[Activity]: Please count the lines in the data below that hold "Hide" and answer with the number by itself.

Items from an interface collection
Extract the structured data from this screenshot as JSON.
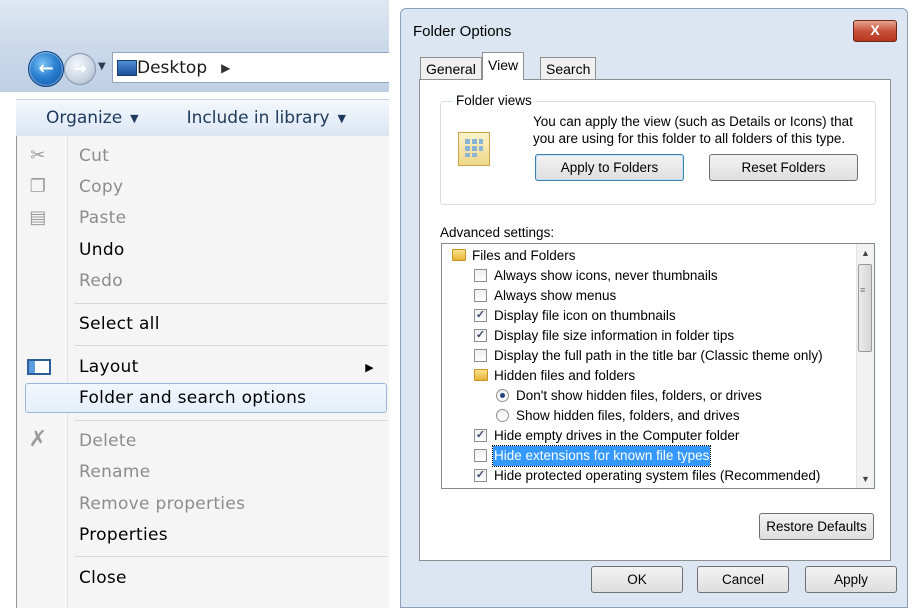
{
  "explorer": {
    "address": {
      "location": "Desktop"
    },
    "toolbar": {
      "organize": "Organize",
      "include_in_library": "Include in library"
    },
    "menu": {
      "cut": "Cut",
      "copy": "Copy",
      "paste": "Paste",
      "undo": "Undo",
      "redo": "Redo",
      "select_all": "Select all",
      "layout": "Layout",
      "folder_options": "Folder and search options",
      "delete": "Delete",
      "rename": "Rename",
      "remove_properties": "Remove properties",
      "properties": "Properties",
      "close": "Close"
    }
  },
  "dialog": {
    "title": "Folder Options",
    "close": "X",
    "tabs": {
      "general": "General",
      "view": "View",
      "search": "Search"
    },
    "folder_views": {
      "legend": "Folder views",
      "description": "You can apply the view (such as Details or Icons) that you are using for this folder to all folders of this type.",
      "apply_button": "Apply to Folders",
      "reset_button": "Reset Folders"
    },
    "advanced": {
      "label": "Advanced settings:",
      "items": [
        {
          "text": "Files and Folders",
          "kind": "folder",
          "indent": 0,
          "checked": false
        },
        {
          "text": "Always show icons, never thumbnails",
          "kind": "checkbox",
          "indent": 1,
          "checked": false
        },
        {
          "text": "Always show menus",
          "kind": "checkbox",
          "indent": 1,
          "checked": false
        },
        {
          "text": "Display file icon on thumbnails",
          "kind": "checkbox",
          "indent": 1,
          "checked": true
        },
        {
          "text": "Display file size information in folder tips",
          "kind": "checkbox",
          "indent": 1,
          "checked": true
        },
        {
          "text": "Display the full path in the title bar (Classic theme only)",
          "kind": "checkbox",
          "indent": 1,
          "checked": false
        },
        {
          "text": "Hidden files and folders",
          "kind": "folder",
          "indent": 1,
          "checked": false
        },
        {
          "text": "Don't show hidden files, folders, or drives",
          "kind": "radio",
          "indent": 2,
          "checked": true
        },
        {
          "text": "Show hidden files, folders, and drives",
          "kind": "radio",
          "indent": 2,
          "checked": false
        },
        {
          "text": "Hide empty drives in the Computer folder",
          "kind": "checkbox",
          "indent": 1,
          "checked": true
        },
        {
          "text": "Hide extensions for known file types",
          "kind": "checkbox",
          "indent": 1,
          "checked": false,
          "selected": true
        },
        {
          "text": "Hide protected operating system files (Recommended)",
          "kind": "checkbox",
          "indent": 1,
          "checked": true
        }
      ]
    },
    "restore_defaults": "Restore Defaults",
    "buttons": {
      "ok": "OK",
      "cancel": "Cancel",
      "apply": "Apply"
    }
  }
}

[Task answer]: 3